Indeed, the experiment will in turn provide lessons for Singapore. “We are learning from each other but will take the higher of the two standards and try to implement it here,” said Mr Mah.
The plan is spearheaded by the China Academy of Urban Planning and Design, Tianjin Urban Planning and Design Institute, and a Singapore planning team led by the Urban Redevelopment Authority. Development will be headed by a joint venture between a Singapore group led by Keppel Corporation and Chinese companies.
When completed circa 2023, each block in the eco-city will conform to green building standards to ensure efficient energy use. Renewable energy sources such as solar power will be available, while an efficient public transport network of light rail trains and buses will be in place, alongside extensive cycling and footpaths to discourage motorised transportation.
Like the SIP project, the Tianjin Eco-City is expected to deepen bilateral ties and “provide new platforms for leaders, officials and business people to engage each other”, said Mr Mah.
The Tianjin Municipal Government will release the master plan for public consultation next week. Work has commenced on the 3-sq-km start-up area to be completed in three to five years’ time.
Source: TODAYonline – This eco-city to show the way By Zul Othman
By Haya El Nasser, USA TODAY
A Chinese delegation from Beijing arrived in Phoenix last month and headed west to the Sonoran Desert, deep into suburbia. Its destination: a quintessential American residential development in Buckeye, one of the many suburbs dotting the sprawling metropolitan area.
Members of the group studied the streetscape, the golf course, the spa, the cybercafé, the health care amenities and the design of the single-family homes at Sun City Festival, a 3,000-acre, planned community for people over 55. They commented on the cleanliness and orderliness of it all.
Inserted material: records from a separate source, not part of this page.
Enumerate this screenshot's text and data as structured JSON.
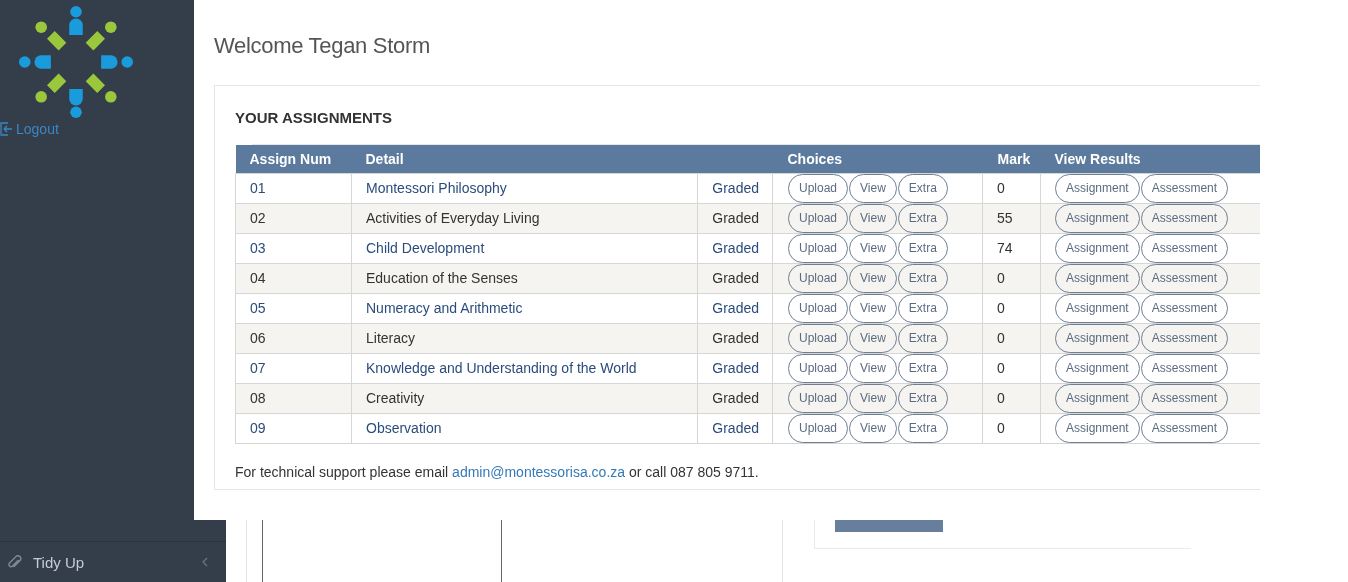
{
  "back_sidebar": {
    "items": [
      {
        "label": "Tidy Up"
      }
    ]
  },
  "sidebar": {
    "logout": "Logout"
  },
  "heading": "Welcome Tegan Storm",
  "panel": {
    "title": "YOUR ASSIGNMENTS",
    "table": {
      "columns": [
        "Assign Num",
        "Detail",
        "Choices",
        "Mark",
        "View Results"
      ],
      "rows": [
        {
          "num": "01",
          "detail": "Montessori Philosophy",
          "status": "Graded",
          "choices": [
            "Upload",
            "View",
            "Extra"
          ],
          "mark": "0",
          "results": [
            "Assignment",
            "Assessment"
          ],
          "shaded": false
        },
        {
          "num": "02",
          "detail": "Activities of Everyday Living",
          "status": "Graded",
          "choices": [
            "Upload",
            "View",
            "Extra"
          ],
          "mark": "55",
          "results": [
            "Assignment",
            "Assessment"
          ],
          "shaded": true
        },
        {
          "num": "03",
          "detail": "Child Development",
          "status": "Graded",
          "choices": [
            "Upload",
            "View",
            "Extra"
          ],
          "mark": "74",
          "results": [
            "Assignment",
            "Assessment"
          ],
          "shaded": false
        },
        {
          "num": "04",
          "detail": "Education of the Senses",
          "status": "Graded",
          "choices": [
            "Upload",
            "View",
            "Extra"
          ],
          "mark": "0",
          "results": [
            "Assignment",
            "Assessment"
          ],
          "shaded": true
        },
        {
          "num": "05",
          "detail": "Numeracy and Arithmetic",
          "status": "Graded",
          "choices": [
            "Upload",
            "View",
            "Extra"
          ],
          "mark": "0",
          "results": [
            "Assignment",
            "Assessment"
          ],
          "shaded": false
        },
        {
          "num": "06",
          "detail": "Literacy",
          "status": "Graded",
          "choices": [
            "Upload",
            "View",
            "Extra"
          ],
          "mark": "0",
          "results": [
            "Assignment",
            "Assessment"
          ],
          "shaded": true
        },
        {
          "num": "07",
          "detail": "Knowledge and Understanding of the World",
          "status": "Graded",
          "choices": [
            "Upload",
            "View",
            "Extra"
          ],
          "mark": "0",
          "results": [
            "Assignment",
            "Assessment"
          ],
          "shaded": false
        },
        {
          "num": "08",
          "detail": "Creativity",
          "status": "Graded",
          "choices": [
            "Upload",
            "View",
            "Extra"
          ],
          "mark": "0",
          "results": [
            "Assignment",
            "Assessment"
          ],
          "shaded": true
        },
        {
          "num": "09",
          "detail": "Observation",
          "status": "Graded",
          "choices": [
            "Upload",
            "View",
            "Extra"
          ],
          "mark": "0",
          "results": [
            "Assignment",
            "Assessment"
          ],
          "shaded": false
        }
      ]
    }
  },
  "support": {
    "before": "For technical support please email ",
    "email": "admin@montessorisa.co.za",
    "after": " or call 087 805 9711."
  }
}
The 25 Chinese who toured the Del Webb development were not seniors planning their retirement but government officials and their spouses, a couple of architects and a banker. Their mission: study American suburbia with an eye toward replicating it back home.
Read more @ the Source: USATODAY.com – Modern suburbia not just in America anymore
Global climate change and coastal brownfield redevelopment are two subjects that on the surface don’t play well together.
But a group of University of Michigan graduate students, including four from its School of Natural Resources and Environment ( SNRE ), have come up with an award-winning strategy. Their proposal calls for linking the subjects with a glue: a planning and design concept known as “resilience.”
The students’ interdisciplinary work was produced in the fall for the course “NRE 576/UP 576: Applying Landscape Ecological Design to Brownfield Redevelopment.” Joan Nassauer, a professor of Landscape Architecture at SNRE, developed and taught the course, which received significant support in 2007 from the Graham Environmental Sustainability Institute, Lubert-Adler, Antares Real Estate and their partners in Stamford, Conn. Each interdisciplinary team in the course developed its own focus for proposing an alternative scenario for a 220-acre brownfield redevelopment site on the South End of Stamford.
Members of the winning team are: Jeffrey Carey, College of Engineering; M’Lis Bartlett, Amy Beltamacchi and Amy Kludt, landscape architecture ( SNRE ); Sarah Levy, environmental policy ( SNRE ); and Stacey Braverman, Law School. The title of their winning project is “Building Resilience: Remediation Options for Minimizing Risk on Coastal Brownfield Development in light of Global Climate Change.”
Source: SNRE Press Release